▸ **Exercise**: Find the lines of data that contain the string "face", then list them.

▸ **Records shown**:

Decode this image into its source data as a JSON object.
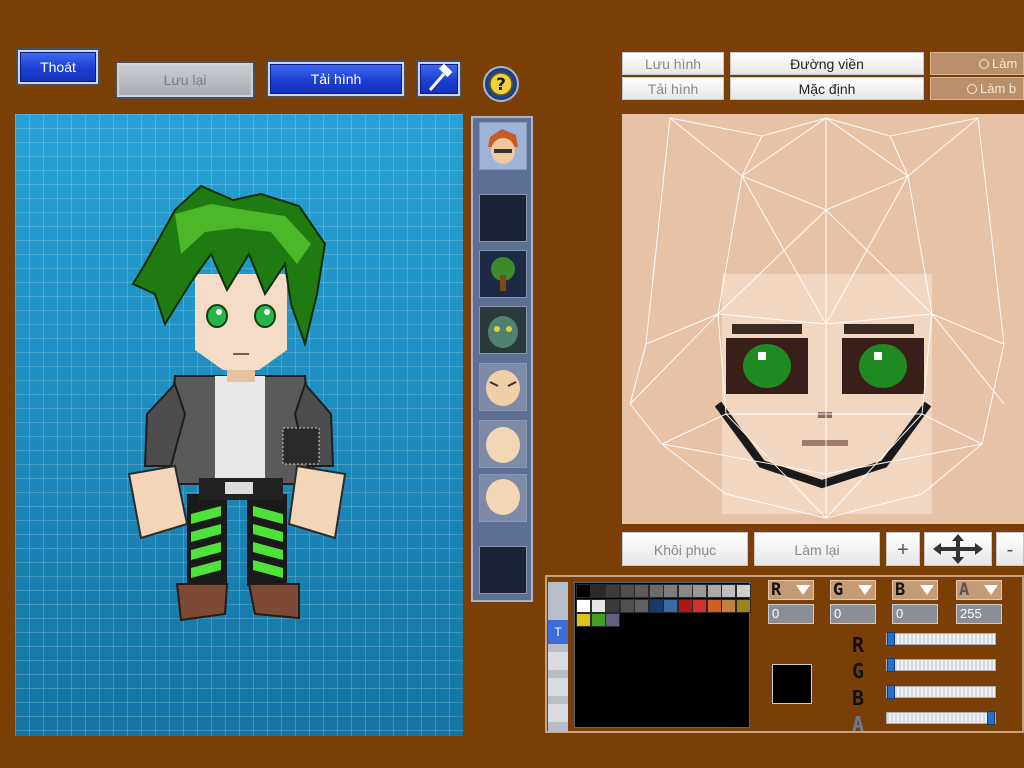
{
  "toolbar": {
    "exit_label": "Thoát",
    "save_label": "Lưu lại",
    "load_label": "Tải hình",
    "tool_icon": "hammer-icon",
    "help_icon": "question-icon"
  },
  "thumbnails": [
    {
      "name": "portrait-thumb",
      "icon": "character-portrait"
    },
    {
      "name": "empty-slot-1",
      "icon": "empty"
    },
    {
      "name": "tree-thumb",
      "icon": "tree"
    },
    {
      "name": "monster-thumb",
      "icon": "monster-face"
    },
    {
      "name": "face-thumb-1",
      "icon": "face"
    },
    {
      "name": "face-thumb-2",
      "icon": "face"
    },
    {
      "name": "face-thumb-3",
      "icon": "face"
    },
    {
      "name": "empty-slot-2",
      "icon": "empty"
    }
  ],
  "right_panel": {
    "save_image": "Lưu hình",
    "load_image": "Tải hình",
    "outline": "Đường viền",
    "default": "Mặc định",
    "radio_1": "Làm",
    "radio_2": "Làm b",
    "restore": "Khôi phục",
    "redo": "Làm lại",
    "plus": "+",
    "minus": "-"
  },
  "color_editor": {
    "tab_label": "T",
    "channels": [
      {
        "label": "R",
        "value": "0"
      },
      {
        "label": "G",
        "value": "0"
      },
      {
        "label": "B",
        "value": "0"
      },
      {
        "label": "A",
        "value": "255"
      }
    ],
    "sliders": [
      {
        "label": "R",
        "level": 0
      },
      {
        "label": "G",
        "level": 0
      },
      {
        "label": "B",
        "level": 0
      },
      {
        "label": "A",
        "level": 1
      }
    ],
    "current_color": "#000000",
    "palette_row1": [
      "#000000",
      "#2a2a2a",
      "#3d3d3d",
      "#4f4f4f",
      "#5c5c5c",
      "#6b6b6b",
      "#7d7d7d",
      "#8a8a8a",
      "#9a9a9a",
      "#aaaaaa",
      "#bdbdbd",
      "#cfcfcf"
    ],
    "palette_row2": [
      "#ffffff",
      "#e6e6e6",
      "#3a3a3a",
      "#505050",
      "#606060",
      "#1a3a6a",
      "#3a6aa0",
      "#b01818",
      "#d03030",
      "#d06020",
      "#c08040",
      "#a08020"
    ],
    "palette_row3": [
      "#e0c020",
      "#40a020",
      "#606080"
    ]
  },
  "colors": {
    "background": "#7a3f06",
    "canvas_blue": "#1d8cbf",
    "accent_blue": "#1d3fd0"
  }
}
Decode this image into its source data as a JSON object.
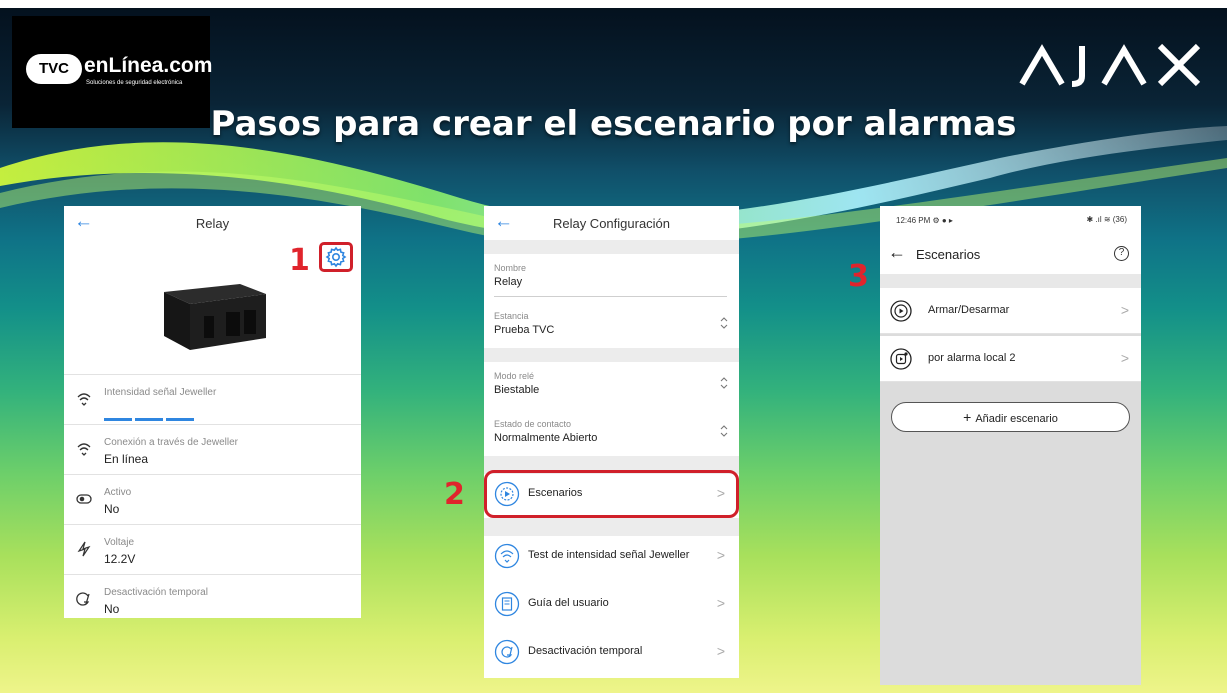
{
  "brand": {
    "tvc_badge": "TVC",
    "tvc_name": "enLínea.com",
    "tvc_tagline": "Soluciones de seguridad electrónica",
    "ajax_logo": "AJAX"
  },
  "title": "Pasos para crear el escenario por alarmas",
  "steps": [
    "1",
    "2",
    "3"
  ],
  "panel1": {
    "back_icon": "arrow-left-icon",
    "title": "Relay",
    "rows": [
      {
        "icon": "signal-icon",
        "label": "Intensidad señal Jeweller",
        "value": ""
      },
      {
        "icon": "signal-icon",
        "label": "Conexión a través de Jeweller",
        "value": "En línea"
      },
      {
        "icon": "toggle-icon",
        "label": "Activo",
        "value": "No"
      },
      {
        "icon": "bolt-icon",
        "label": "Voltaje",
        "value": "12.2V"
      },
      {
        "icon": "deactivate-icon",
        "label": "Desactivación temporal",
        "value": "No"
      }
    ],
    "signal_level": 1.0
  },
  "panel2": {
    "title": "Relay Configuración",
    "fields": [
      {
        "label": "Nombre",
        "value": "Relay"
      },
      {
        "label": "Estancia",
        "value": "Prueba TVC"
      },
      {
        "label": "Modo relé",
        "value": "Biestable"
      },
      {
        "label": "Estado de contacto",
        "value": "Normalmente Abierto"
      }
    ],
    "nav": [
      {
        "icon": "scenario-gear-icon",
        "label": "Escenarios"
      },
      {
        "icon": "signal-icon",
        "label": "Test de intensidad señal Jeweller"
      },
      {
        "icon": "book-icon",
        "label": "Guía del usuario"
      },
      {
        "icon": "deactivate-icon",
        "label": "Desactivación temporal"
      }
    ],
    "chevron": ">"
  },
  "panel3": {
    "status_time": "12:46 PM",
    "status_right": "36",
    "title": "Escenarios",
    "help": "?",
    "items": [
      {
        "icon": "play-circle-icon",
        "label": "Armar/Desarmar"
      },
      {
        "icon": "alarm-play-icon",
        "label": "por alarma local 2"
      }
    ],
    "add_button": "Añadir escenario",
    "chevron": ">"
  },
  "colors": {
    "accent_blue": "#2f86e0",
    "highlight_red": "#d0202a"
  }
}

▸ **Output below**:
      "icon": "monster-face"
      "name": "face-thumb-1",
      "icon": "face"
      "name": "face-thumb-2",
      "icon": "face"
      "name": "face-thumb-3",
      "icon": "face"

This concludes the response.